legalweek.com has reported that the Ministry of Justice is adding another £10 million pounds into its 2012 budget for publicly funded mediation taking the total to £24 million for the year. The report says:
An MoJ spokesperson said: “Research shows that mediation can cost a quarter of the price and take a quarter of the time of going to court.
“Data from legal aid cases show the average cost per client is £535 compared to £2,823, and that the average time for a mediated case to be completed is 110 days compared to 435 days for non-mediated cases. With two thirds of publicly funded mediation already resulting in full agreement, it can ensure better results for families too.”
I wonder if some of the money is to be used funding of the expansion of the free small claims scheme for civil cases. The scheme is currently optional and has a very high success and user satisfaction rating. These factors were presumably influential on the government because it has proposed making referral to the scheme compulsory for small claims in it’s consultation paper Resolving Disputes in the County Court. Another proposal in the same report is to increase the limit for small claims (currently at £1,000 for personal injury cases and £5,000 for other civil cases).
If these two proposals are adopted then obviously the workload of the small claims mediators will go up exponentially. The scheme is fully funded by HMCS so it will need more money to deal with the new cases.
It is not clear if the government intends to expand the HMCS service to cope with the demand or employ private sector mediation providers to fill the void. It is also not known if there will be any fee charged to litigants for the service which is currently free at the point of delivery.

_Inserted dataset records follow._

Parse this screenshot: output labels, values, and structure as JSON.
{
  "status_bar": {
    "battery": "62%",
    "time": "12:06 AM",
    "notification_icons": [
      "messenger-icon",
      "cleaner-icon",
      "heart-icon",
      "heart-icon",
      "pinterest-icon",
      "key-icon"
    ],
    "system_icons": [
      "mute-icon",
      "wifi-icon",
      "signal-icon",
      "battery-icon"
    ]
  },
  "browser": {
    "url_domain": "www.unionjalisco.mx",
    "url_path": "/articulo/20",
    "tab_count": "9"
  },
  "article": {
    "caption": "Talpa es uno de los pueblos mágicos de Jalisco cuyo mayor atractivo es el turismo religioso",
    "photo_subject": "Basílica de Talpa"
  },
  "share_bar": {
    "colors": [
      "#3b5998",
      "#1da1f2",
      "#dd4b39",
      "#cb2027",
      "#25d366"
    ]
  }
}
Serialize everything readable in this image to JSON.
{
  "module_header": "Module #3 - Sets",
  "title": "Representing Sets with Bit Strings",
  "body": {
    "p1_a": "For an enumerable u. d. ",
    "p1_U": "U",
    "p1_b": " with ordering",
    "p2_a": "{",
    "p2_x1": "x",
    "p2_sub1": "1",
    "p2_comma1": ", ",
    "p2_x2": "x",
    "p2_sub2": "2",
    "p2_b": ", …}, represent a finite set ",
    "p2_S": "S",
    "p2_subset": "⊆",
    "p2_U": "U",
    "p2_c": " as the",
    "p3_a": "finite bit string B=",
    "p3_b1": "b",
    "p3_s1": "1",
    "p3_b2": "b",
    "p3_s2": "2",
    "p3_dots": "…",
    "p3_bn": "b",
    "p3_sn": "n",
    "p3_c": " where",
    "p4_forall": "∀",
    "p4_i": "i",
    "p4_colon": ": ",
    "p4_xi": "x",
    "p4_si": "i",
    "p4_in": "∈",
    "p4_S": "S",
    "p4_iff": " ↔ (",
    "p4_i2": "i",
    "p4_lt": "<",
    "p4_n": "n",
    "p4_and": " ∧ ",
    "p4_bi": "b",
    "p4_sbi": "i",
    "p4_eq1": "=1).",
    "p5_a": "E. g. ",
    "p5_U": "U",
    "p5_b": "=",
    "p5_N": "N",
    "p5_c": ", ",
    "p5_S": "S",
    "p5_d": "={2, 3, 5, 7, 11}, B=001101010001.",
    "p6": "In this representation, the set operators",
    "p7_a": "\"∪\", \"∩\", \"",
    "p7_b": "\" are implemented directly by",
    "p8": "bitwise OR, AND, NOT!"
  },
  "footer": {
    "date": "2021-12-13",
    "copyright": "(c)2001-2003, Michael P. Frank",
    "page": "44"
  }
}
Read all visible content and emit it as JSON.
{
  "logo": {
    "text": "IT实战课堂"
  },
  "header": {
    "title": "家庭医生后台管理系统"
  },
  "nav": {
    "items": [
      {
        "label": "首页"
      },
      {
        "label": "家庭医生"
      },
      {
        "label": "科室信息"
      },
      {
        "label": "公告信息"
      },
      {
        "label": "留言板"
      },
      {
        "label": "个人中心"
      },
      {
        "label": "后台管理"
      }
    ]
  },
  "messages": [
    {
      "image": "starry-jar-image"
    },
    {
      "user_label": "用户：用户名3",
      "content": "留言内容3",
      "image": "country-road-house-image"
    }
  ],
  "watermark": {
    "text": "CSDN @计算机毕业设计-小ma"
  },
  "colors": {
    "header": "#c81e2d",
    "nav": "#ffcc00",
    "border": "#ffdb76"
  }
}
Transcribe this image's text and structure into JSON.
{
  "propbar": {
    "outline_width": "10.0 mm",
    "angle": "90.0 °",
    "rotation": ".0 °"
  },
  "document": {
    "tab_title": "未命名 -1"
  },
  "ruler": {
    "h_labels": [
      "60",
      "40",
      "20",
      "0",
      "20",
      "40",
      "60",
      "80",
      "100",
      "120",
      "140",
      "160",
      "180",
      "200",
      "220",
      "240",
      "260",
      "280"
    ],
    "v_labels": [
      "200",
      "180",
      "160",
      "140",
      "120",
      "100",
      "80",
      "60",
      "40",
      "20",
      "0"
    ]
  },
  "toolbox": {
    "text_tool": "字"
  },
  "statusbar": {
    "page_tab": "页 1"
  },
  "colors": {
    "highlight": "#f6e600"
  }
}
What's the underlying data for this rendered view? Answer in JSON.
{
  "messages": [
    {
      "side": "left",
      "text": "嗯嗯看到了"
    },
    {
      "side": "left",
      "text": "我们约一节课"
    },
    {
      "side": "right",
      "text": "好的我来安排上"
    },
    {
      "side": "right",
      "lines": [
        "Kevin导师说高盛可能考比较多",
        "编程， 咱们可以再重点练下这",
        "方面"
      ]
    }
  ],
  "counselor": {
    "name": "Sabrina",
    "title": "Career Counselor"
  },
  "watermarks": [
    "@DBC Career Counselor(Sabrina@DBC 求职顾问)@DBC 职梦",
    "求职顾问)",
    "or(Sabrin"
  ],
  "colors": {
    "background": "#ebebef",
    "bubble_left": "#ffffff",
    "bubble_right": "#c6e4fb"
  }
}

I will of course report as soon as the MoJ publishes its response to the consultation when we should have better idea of how this will all pan out.